Exercise aim
Every line of the entries that holds the word "历史数据库连接" is to be copied.

Dataset records
= = =

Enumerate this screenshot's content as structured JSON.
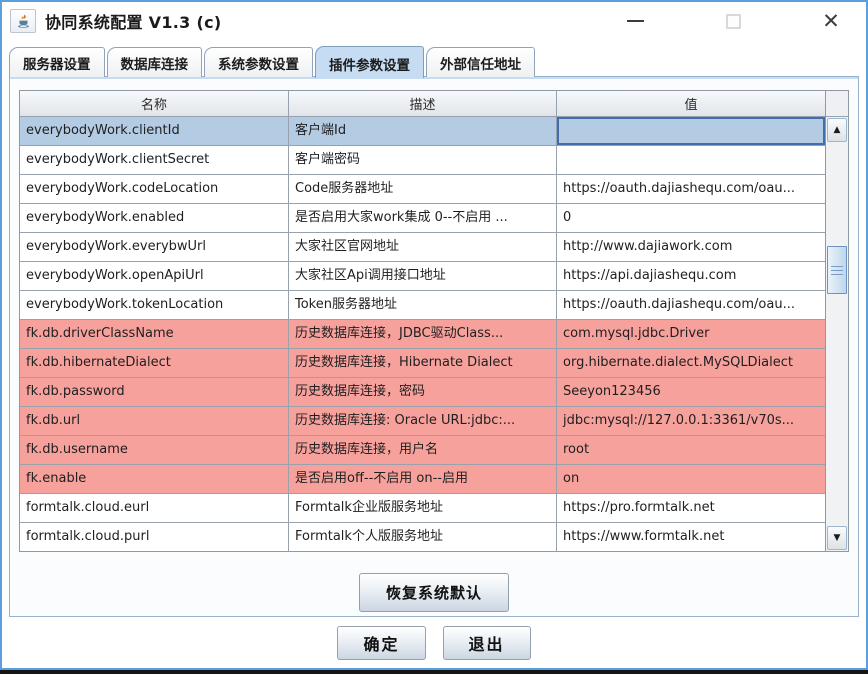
{
  "window": {
    "title": "协同系统配置 V1.3 (c)",
    "icon": "java-coffee-cup",
    "controls": {
      "minimize": "minimize",
      "maximize": "maximize (disabled)",
      "close": "×"
    }
  },
  "tabs": [
    {
      "label": "服务器设置",
      "active": false
    },
    {
      "label": "数据库连接",
      "active": false
    },
    {
      "label": "系统参数设置",
      "active": false
    },
    {
      "label": "插件参数设置",
      "active": true
    },
    {
      "label": "外部信任地址",
      "active": false
    }
  ],
  "table": {
    "columns": [
      "名称",
      "描述",
      "值"
    ],
    "rows": [
      {
        "name": "everybodyWork.clientId",
        "desc": "客户端Id",
        "value": "",
        "state": "selected"
      },
      {
        "name": "everybodyWork.clientSecret",
        "desc": "客户端密码",
        "value": "",
        "state": "normal"
      },
      {
        "name": "everybodyWork.codeLocation",
        "desc": "Code服务器地址",
        "value": "https://oauth.dajiashequ.com/oau...",
        "state": "normal"
      },
      {
        "name": "everybodyWork.enabled",
        "desc": "是否启用大家work集成 0--不启用  ...",
        "value": "0",
        "state": "normal"
      },
      {
        "name": "everybodyWork.everybwUrl",
        "desc": "大家社区官网地址",
        "value": "http://www.dajiawork.com",
        "state": "normal"
      },
      {
        "name": "everybodyWork.openApiUrl",
        "desc": "大家社区Api调用接口地址",
        "value": "https://api.dajiashequ.com",
        "state": "normal"
      },
      {
        "name": "everybodyWork.tokenLocation",
        "desc": "Token服务器地址",
        "value": "https://oauth.dajiashequ.com/oau...",
        "state": "normal"
      },
      {
        "name": "fk.db.driverClassName",
        "desc": "历史数据库连接，JDBC驱动Class...",
        "value": "com.mysql.jdbc.Driver",
        "state": "highlight"
      },
      {
        "name": "fk.db.hibernateDialect",
        "desc": "历史数据库连接，Hibernate Dialect",
        "value": "org.hibernate.dialect.MySQLDialect",
        "state": "highlight"
      },
      {
        "name": "fk.db.password",
        "desc": "历史数据库连接，密码",
        "value": "Seeyon123456",
        "state": "highlight"
      },
      {
        "name": "fk.db.url",
        "desc": "历史数据库连接: Oracle URL:jdbc:...",
        "value": "jdbc:mysql://127.0.0.1:3361/v70s...",
        "state": "highlight"
      },
      {
        "name": "fk.db.username",
        "desc": "历史数据库连接，用户名",
        "value": "root",
        "state": "highlight"
      },
      {
        "name": "fk.enable",
        "desc": "是否启用off--不启用  on--启用",
        "value": "on",
        "state": "highlight"
      },
      {
        "name": "formtalk.cloud.eurl",
        "desc": "Formtalk企业版服务地址",
        "value": "https://pro.formtalk.net",
        "state": "normal"
      },
      {
        "name": "formtalk.cloud.purl",
        "desc": "Formtalk个人版服务地址",
        "value": "https://www.formtalk.net",
        "state": "normal"
      }
    ]
  },
  "scrollbar": {
    "up_glyph": "▲",
    "down_glyph": "▼"
  },
  "buttons": {
    "restore_defaults": "恢复系统默认",
    "ok": "确定",
    "exit": "退出"
  },
  "colors": {
    "selected_row": "#b4cbe4",
    "selected_cell_border": "#3f6fae",
    "highlight_row": "#f7a19d",
    "tab_active": "#c6dcf3",
    "window_border": "#5b9ddd"
  }
}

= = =

Exercise answer
        "desc": "历史数据库连接，JDBC驱动Class...",
        "desc": "历史数据库连接，Hibernate Dialect",
        "desc": "历史数据库连接，密码",
        "desc": "历史数据库连接: Oracle URL:jdbc:...",
        "desc": "历史数据库连接，用户名",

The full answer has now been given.